The problem of access to health care is of growing concern for rural and remote populations. Many Australian rural health funding programs currently use simplistic rurality or remoteness classifications as proxy measures of access. This paper outlines the development of an alternative method for the measurement of access to primary care, based on combining the three key access elements of spatial accessibility (availability and proximity), population health needs and mobility.

Methods

The recently developed two-step floating catchment area (2SFCA) method provides a basis for measuring primary care access in rural populations. In this paper, a number of improvements are added to the 2SFCA method in order to overcome limitations associated with its current restriction to a single catchment size and the omission of any distance decay function. Additionally, small-area measures for the two additional elements, health needs and mobility are developed. By utilising this improved 2SFCA method, the three access elements are integrated into a single measure of access. This index has been developed within the state of Victoria, Australia.

Results

The resultant index, the Index of Rural Access, provides a more sensitive and appropriate measure of access compared to existing classifications which currently underpin policy measures designed to overcome problems of limited access to health services. The most powerful aspect of this new index is its ability to identify access differences within rural populations at a much finer geographical scale. This index highlights that many rural areas of Victoria have been incorrectly classified by existing measures as homogenous in regards to their access.

Conclusion

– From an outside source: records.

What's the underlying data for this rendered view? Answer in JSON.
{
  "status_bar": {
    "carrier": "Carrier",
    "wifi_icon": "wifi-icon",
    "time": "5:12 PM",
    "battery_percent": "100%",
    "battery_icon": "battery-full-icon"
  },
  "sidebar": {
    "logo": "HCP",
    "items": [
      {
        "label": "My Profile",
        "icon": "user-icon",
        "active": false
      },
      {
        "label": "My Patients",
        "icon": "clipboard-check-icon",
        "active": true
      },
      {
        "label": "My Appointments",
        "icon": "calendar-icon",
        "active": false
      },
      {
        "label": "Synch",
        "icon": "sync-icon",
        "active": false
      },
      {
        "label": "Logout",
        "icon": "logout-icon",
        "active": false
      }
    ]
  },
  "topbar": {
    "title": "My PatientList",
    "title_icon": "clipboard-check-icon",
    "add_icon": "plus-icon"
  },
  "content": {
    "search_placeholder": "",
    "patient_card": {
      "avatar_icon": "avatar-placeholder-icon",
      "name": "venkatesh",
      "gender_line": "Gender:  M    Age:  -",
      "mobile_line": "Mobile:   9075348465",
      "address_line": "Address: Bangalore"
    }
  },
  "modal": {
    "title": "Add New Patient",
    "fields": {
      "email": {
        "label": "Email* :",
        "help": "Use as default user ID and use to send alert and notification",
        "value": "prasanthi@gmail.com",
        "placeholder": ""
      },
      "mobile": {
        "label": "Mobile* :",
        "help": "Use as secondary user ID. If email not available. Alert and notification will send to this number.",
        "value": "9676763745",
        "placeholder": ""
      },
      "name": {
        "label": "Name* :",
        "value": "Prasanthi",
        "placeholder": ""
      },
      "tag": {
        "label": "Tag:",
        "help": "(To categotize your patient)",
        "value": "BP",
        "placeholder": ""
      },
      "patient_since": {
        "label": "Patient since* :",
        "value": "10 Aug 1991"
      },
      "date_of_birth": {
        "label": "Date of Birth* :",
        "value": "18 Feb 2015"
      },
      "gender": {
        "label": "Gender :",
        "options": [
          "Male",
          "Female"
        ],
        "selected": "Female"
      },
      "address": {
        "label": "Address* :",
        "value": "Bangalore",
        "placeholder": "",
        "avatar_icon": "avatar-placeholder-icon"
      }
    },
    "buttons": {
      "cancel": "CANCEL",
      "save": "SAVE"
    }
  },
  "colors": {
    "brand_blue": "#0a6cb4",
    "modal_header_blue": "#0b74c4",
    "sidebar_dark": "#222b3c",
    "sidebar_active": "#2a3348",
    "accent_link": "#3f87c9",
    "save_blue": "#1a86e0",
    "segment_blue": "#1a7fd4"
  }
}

The Index of Rural Access provides the first truly integrated index of access to primary care. This new index can be used to better target the distribution of limited government health care funding allocated to address problems of poor access to primary health care services in rural areas.